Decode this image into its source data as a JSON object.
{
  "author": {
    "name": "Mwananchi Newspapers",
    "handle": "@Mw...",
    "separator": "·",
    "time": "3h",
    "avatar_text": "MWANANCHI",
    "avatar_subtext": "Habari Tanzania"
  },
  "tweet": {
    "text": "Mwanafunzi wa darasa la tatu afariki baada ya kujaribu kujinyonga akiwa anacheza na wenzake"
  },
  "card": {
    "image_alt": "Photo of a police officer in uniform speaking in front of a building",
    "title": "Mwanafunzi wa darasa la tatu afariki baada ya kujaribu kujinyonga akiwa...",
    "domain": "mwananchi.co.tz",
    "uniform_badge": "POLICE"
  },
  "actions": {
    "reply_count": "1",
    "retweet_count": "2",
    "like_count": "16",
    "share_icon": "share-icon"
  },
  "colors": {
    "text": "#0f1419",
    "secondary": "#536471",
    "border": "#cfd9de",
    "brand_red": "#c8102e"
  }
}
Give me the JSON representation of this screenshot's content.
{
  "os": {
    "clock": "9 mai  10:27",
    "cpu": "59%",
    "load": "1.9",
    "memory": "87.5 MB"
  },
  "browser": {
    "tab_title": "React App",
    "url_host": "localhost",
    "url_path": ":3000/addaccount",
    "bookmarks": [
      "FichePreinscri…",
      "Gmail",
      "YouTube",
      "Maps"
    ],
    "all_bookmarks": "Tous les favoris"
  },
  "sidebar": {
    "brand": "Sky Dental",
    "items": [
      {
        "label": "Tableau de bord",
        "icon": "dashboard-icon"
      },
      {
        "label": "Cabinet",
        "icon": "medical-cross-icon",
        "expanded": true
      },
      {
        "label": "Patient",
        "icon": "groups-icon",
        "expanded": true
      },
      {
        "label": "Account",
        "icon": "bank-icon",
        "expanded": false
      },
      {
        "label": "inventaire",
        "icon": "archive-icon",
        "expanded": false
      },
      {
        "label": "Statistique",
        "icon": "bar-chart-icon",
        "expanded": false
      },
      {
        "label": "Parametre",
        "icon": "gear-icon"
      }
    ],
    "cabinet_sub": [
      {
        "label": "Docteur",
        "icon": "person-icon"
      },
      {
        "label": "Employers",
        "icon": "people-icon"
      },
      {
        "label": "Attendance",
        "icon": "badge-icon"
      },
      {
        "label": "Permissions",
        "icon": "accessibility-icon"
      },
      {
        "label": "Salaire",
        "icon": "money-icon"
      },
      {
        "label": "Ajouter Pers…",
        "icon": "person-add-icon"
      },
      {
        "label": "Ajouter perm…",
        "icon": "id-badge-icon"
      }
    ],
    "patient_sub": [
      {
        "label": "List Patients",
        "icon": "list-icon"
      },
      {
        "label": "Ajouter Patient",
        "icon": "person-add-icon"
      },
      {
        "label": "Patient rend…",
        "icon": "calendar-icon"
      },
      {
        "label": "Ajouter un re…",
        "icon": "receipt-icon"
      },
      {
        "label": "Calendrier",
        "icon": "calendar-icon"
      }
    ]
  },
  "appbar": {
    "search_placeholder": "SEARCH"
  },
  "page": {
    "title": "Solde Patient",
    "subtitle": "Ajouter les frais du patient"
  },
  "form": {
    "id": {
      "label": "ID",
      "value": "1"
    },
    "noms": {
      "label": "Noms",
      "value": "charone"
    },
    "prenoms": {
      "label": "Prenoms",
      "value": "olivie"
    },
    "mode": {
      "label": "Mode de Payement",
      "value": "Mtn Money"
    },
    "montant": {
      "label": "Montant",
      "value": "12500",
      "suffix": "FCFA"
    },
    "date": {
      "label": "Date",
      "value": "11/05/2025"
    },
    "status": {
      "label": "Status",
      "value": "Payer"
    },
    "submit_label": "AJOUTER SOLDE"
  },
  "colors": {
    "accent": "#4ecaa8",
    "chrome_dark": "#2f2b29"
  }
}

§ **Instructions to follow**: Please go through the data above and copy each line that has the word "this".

§ **Solved problem**:
Decode this image into its source data as a JSON object.
Give me the JSON representation of this screenshot's content.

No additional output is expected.